== Segment start ==

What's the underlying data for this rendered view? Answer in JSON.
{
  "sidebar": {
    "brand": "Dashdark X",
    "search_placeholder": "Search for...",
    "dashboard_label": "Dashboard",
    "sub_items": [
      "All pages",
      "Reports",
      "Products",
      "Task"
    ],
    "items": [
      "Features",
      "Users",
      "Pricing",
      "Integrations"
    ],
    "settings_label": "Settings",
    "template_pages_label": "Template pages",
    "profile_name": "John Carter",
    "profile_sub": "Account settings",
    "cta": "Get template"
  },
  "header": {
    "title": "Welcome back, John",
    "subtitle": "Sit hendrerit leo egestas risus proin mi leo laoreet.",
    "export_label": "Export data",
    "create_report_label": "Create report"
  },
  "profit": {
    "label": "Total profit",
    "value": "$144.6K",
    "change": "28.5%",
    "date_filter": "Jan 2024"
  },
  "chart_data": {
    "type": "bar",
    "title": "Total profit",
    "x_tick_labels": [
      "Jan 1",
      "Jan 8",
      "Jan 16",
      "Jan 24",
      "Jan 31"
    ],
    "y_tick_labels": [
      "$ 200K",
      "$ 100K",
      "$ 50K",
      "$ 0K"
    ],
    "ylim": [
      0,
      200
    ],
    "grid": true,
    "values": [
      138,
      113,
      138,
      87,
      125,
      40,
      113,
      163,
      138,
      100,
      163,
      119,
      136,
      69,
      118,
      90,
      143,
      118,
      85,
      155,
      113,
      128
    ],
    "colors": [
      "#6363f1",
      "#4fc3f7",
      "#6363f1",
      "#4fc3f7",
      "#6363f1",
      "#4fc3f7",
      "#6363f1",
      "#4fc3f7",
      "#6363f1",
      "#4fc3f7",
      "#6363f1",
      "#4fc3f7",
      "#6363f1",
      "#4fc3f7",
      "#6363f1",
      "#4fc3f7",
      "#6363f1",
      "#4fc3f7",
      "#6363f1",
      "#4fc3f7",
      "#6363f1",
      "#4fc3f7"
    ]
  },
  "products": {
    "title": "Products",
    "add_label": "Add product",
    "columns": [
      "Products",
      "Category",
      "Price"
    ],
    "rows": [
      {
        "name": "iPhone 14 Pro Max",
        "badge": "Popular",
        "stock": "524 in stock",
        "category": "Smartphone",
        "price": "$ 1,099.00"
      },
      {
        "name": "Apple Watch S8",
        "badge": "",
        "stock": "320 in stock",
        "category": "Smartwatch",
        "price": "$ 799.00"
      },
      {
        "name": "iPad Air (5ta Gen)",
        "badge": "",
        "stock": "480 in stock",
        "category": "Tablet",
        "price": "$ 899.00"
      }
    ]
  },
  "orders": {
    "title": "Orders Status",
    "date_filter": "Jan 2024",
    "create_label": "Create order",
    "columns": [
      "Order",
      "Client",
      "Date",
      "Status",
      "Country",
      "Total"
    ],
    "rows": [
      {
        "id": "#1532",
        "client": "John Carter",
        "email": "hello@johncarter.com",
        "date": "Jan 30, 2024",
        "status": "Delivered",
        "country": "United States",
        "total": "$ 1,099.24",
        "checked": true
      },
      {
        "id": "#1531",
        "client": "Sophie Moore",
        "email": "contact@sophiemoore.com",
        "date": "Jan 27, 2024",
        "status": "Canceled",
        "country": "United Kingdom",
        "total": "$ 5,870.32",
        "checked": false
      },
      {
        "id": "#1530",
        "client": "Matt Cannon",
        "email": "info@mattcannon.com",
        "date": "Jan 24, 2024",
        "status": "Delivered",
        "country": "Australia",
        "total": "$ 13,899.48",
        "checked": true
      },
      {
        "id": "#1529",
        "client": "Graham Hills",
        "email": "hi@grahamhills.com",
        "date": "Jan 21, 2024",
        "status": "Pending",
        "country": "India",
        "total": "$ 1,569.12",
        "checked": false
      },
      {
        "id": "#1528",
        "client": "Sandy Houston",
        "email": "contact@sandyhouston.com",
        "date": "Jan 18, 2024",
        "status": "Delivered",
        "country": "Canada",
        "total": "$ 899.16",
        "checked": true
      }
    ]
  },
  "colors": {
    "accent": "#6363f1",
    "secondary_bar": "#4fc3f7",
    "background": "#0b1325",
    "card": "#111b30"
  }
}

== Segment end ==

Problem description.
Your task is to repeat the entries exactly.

Problem solution.
What's the underlying data for this rendered view? Answer in JSON.
{
  "sidebar": {
    "brand": "Dashdark X",
    "search_placeholder": "Search for...",
    "dashboard_label": "Dashboard",
    "sub_items": [
      "All pages",
      "Reports",
      "Products",
      "Task"
    ],
    "items": [
      "Features",
      "Users",
      "Pricing",
      "Integrations"
    ],
    "settings_label": "Settings",
    "template_pages_label": "Template pages",
    "profile_name": "John Carter",
    "profile_sub": "Account settings",
    "cta": "Get template"
  },
  "header": {
    "title": "Welcome back, John",
    "subtitle": "Sit hendrerit leo egestas risus proin mi leo laoreet.",
    "export_label": "Export data",
    "create_report_label": "Create report"
  },
  "profit": {
    "label": "Total profit",
    "value": "$144.6K",
    "change": "28.5%",
    "date_filter": "Jan 2024"
  },
  "chart_data": {
    "type": "bar",
    "title": "Total profit",
    "x_tick_labels": [
      "Jan 1",
      "Jan 8",
      "Jan 16",
      "Jan 24",
      "Jan 31"
    ],
    "y_tick_labels": [
      "$ 200K",
      "$ 100K",
      "$ 50K",
      "$ 0K"
    ],
    "ylim": [
      0,
      200
    ],
    "grid": true,
    "values": [
      138,
      113,
      138,
      87,
      125,
      40,
      113,
      163,
      138,
      100,
      163,
      119,
      136,
      69,
      118,
      90,
      143,
      118,
      85,
      155,
      113,
      128
    ],
    "colors": [
      "#6363f1",
      "#4fc3f7",
      "#6363f1",
      "#4fc3f7",
      "#6363f1",
      "#4fc3f7",
      "#6363f1",
      "#4fc3f7",
      "#6363f1",
      "#4fc3f7",
      "#6363f1",
      "#4fc3f7",
      "#6363f1",
      "#4fc3f7",
      "#6363f1",
      "#4fc3f7",
      "#6363f1",
      "#4fc3f7",
      "#6363f1",
      "#4fc3f7",
      "#6363f1",
      "#4fc3f7"
    ]
  },
  "products": {
    "title": "Products",
    "add_label": "Add product",
    "columns": [
      "Products",
      "Category",
      "Price"
    ],
    "rows": [
      {
        "name": "iPhone 14 Pro Max",
        "badge": "Popular",
        "stock": "524 in stock",
        "category": "Smartphone",
        "price": "$ 1,099.00"
      },
      {
        "name": "Apple Watch S8",
        "badge": "",
        "stock": "320 in stock",
        "category": "Smartwatch",
        "price": "$ 799.00"
      },
      {
        "name": "iPad Air (5ta Gen)",
        "badge": "",
        "stock": "480 in stock",
        "category": "Tablet",
        "price": "$ 899.00"
      }
    ]
  },
  "orders": {
    "title": "Orders Status",
    "date_filter": "Jan 2024",
    "create_label": "Create order",
    "columns": [
      "Order",
      "Client",
      "Date",
      "Status",
      "Country",
      "Total"
    ],
    "rows": [
      {
        "id": "#1532",
        "client": "John Carter",
        "email": "hello@johncarter.com",
        "date": "Jan 30, 2024",
        "status": "Delivered",
        "country": "United States",
        "total": "$ 1,099.24",
        "checked": true
      },
      {
        "id": "#1531",
        "client": "Sophie Moore",
        "email": "contact@sophiemoore.com",
        "date": "Jan 27, 2024",
        "status": "Canceled",
        "country": "United Kingdom",
        "total": "$ 5,870.32",
        "checked": false
      },
      {
        "id": "#1530",
        "client": "Matt Cannon",
        "email": "info@mattcannon.com",
        "date": "Jan 24, 2024",
        "status": "Delivered",
        "country": "Australia",
        "total": "$ 13,899.48",
        "checked": true
      },
      {
        "id": "#1529",
        "client": "Graham Hills",
        "email": "hi@grahamhills.com",
        "date": "Jan 21, 2024",
        "status": "Pending",
        "country": "India",
        "total": "$ 1,569.12",
        "checked": false
      },
      {
        "id": "#1528",
        "client": "Sandy Houston",
        "email": "contact@sandyhouston.com",
        "date": "Jan 18, 2024",
        "status": "Delivered",
        "country": "Canada",
        "total": "$ 899.16",
        "checked": true
      }
    ]
  },
  "colors": {
    "accent": "#6363f1",
    "secondary_bar": "#4fc3f7",
    "background": "#0b1325",
    "card": "#111b30"
  }
}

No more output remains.